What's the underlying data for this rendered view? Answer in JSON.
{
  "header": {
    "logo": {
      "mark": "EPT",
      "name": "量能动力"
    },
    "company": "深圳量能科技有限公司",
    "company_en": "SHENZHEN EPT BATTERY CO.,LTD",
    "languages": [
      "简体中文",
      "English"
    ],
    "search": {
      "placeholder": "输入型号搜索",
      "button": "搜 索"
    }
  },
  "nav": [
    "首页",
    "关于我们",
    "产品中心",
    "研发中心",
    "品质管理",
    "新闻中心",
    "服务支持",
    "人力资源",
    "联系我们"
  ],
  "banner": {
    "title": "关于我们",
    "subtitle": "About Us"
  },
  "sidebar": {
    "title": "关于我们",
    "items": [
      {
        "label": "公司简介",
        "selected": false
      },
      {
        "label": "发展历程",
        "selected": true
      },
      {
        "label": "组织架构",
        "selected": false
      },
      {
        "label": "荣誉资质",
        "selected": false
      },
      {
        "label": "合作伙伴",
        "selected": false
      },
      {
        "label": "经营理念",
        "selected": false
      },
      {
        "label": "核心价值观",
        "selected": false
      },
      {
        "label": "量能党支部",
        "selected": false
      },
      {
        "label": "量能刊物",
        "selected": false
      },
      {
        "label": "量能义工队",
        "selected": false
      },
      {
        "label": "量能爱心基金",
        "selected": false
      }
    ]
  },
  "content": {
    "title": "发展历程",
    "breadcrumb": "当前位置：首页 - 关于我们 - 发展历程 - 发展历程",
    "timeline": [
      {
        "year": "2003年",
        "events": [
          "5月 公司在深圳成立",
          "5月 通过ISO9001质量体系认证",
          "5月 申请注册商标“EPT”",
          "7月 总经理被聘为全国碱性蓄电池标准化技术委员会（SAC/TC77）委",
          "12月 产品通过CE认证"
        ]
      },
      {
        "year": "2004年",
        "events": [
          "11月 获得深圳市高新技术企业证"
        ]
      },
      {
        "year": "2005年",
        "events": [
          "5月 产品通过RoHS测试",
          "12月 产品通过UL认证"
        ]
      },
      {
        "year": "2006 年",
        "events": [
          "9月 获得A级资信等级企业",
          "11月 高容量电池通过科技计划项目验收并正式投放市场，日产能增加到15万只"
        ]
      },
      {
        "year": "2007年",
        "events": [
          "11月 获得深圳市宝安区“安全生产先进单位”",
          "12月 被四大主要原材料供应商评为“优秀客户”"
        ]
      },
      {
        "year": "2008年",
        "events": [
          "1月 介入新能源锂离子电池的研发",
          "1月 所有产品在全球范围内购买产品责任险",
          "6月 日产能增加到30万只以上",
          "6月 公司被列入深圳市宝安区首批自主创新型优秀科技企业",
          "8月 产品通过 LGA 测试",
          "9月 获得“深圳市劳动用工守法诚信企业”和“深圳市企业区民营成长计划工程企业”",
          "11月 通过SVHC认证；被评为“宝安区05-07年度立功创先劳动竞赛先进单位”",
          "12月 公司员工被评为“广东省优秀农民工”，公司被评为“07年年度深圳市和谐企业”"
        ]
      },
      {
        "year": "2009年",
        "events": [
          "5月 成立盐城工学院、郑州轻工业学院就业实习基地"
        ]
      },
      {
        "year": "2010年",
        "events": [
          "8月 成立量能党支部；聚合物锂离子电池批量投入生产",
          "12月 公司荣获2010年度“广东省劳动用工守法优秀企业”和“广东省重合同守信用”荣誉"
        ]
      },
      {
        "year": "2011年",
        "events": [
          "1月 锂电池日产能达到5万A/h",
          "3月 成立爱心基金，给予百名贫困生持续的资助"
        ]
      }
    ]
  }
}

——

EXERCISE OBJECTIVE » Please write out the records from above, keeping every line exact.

ANSWER AREA »
What's the underlying data for this rendered view? Answer in JSON.
{
  "header": {
    "logo": {
      "mark": "EPT",
      "name": "量能动力"
    },
    "company": "深圳量能科技有限公司",
    "company_en": "SHENZHEN EPT BATTERY CO.,LTD",
    "languages": [
      "简体中文",
      "English"
    ],
    "search": {
      "placeholder": "输入型号搜索",
      "button": "搜 索"
    }
  },
  "nav": [
    "首页",
    "关于我们",
    "产品中心",
    "研发中心",
    "品质管理",
    "新闻中心",
    "服务支持",
    "人力资源",
    "联系我们"
  ],
  "banner": {
    "title": "关于我们",
    "subtitle": "About Us"
  },
  "sidebar": {
    "title": "关于我们",
    "items": [
      {
        "label": "公司简介",
        "selected": false
      },
      {
        "label": "发展历程",
        "selected": true
      },
      {
        "label": "组织架构",
        "selected": false
      },
      {
        "label": "荣誉资质",
        "selected": false
      },
      {
        "label": "合作伙伴",
        "selected": false
      },
      {
        "label": "经营理念",
        "selected": false
      },
      {
        "label": "核心价值观",
        "selected": false
      },
      {
        "label": "量能党支部",
        "selected": false
      },
      {
        "label": "量能刊物",
        "selected": false
      },
      {
        "label": "量能义工队",
        "selected": false
      },
      {
        "label": "量能爱心基金",
        "selected": false
      }
    ]
  },
  "content": {
    "title": "发展历程",
    "breadcrumb": "当前位置：首页 - 关于我们 - 发展历程 - 发展历程",
    "timeline": [
      {
        "year": "2003年",
        "events": [
          "5月 公司在深圳成立",
          "5月 通过ISO9001质量体系认证",
          "5月 申请注册商标“EPT”",
          "7月 总经理被聘为全国碱性蓄电池标准化技术委员会（SAC/TC77）委",
          "12月 产品通过CE认证"
        ]
      },
      {
        "year": "2004年",
        "events": [
          "11月 获得深圳市高新技术企业证"
        ]
      },
      {
        "year": "2005年",
        "events": [
          "5月 产品通过RoHS测试",
          "12月 产品通过UL认证"
        ]
      },
      {
        "year": "2006 年",
        "events": [
          "9月 获得A级资信等级企业",
          "11月 高容量电池通过科技计划项目验收并正式投放市场，日产能增加到15万只"
        ]
      },
      {
        "year": "2007年",
        "events": [
          "11月 获得深圳市宝安区“安全生产先进单位”",
          "12月 被四大主要原材料供应商评为“优秀客户”"
        ]
      },
      {
        "year": "2008年",
        "events": [
          "1月 介入新能源锂离子电池的研发",
          "1月 所有产品在全球范围内购买产品责任险",
          "6月 日产能增加到30万只以上",
          "6月 公司被列入深圳市宝安区首批自主创新型优秀科技企业",
          "8月 产品通过 LGA 测试",
          "9月 获得“深圳市劳动用工守法诚信企业”和“深圳市企业区民营成长计划工程企业”",
          "11月 通过SVHC认证；被评为“宝安区05-07年度立功创先劳动竞赛先进单位”",
          "12月 公司员工被评为“广东省优秀农民工”，公司被评为“07年年度深圳市和谐企业”"
        ]
      },
      {
        "year": "2009年",
        "events": [
          "5月 成立盐城工学院、郑州轻工业学院就业实习基地"
        ]
      },
      {
        "year": "2010年",
        "events": [
          "8月 成立量能党支部；聚合物锂离子电池批量投入生产",
          "12月 公司荣获2010年度“广东省劳动用工守法优秀企业”和“广东省重合同守信用”荣誉"
        ]
      },
      {
        "year": "2011年",
        "events": [
          "1月 锂电池日产能达到5万A/h",
          "3月 成立爱心基金，给予百名贫困生持续的资助"
        ]
      }
    ]
  }
}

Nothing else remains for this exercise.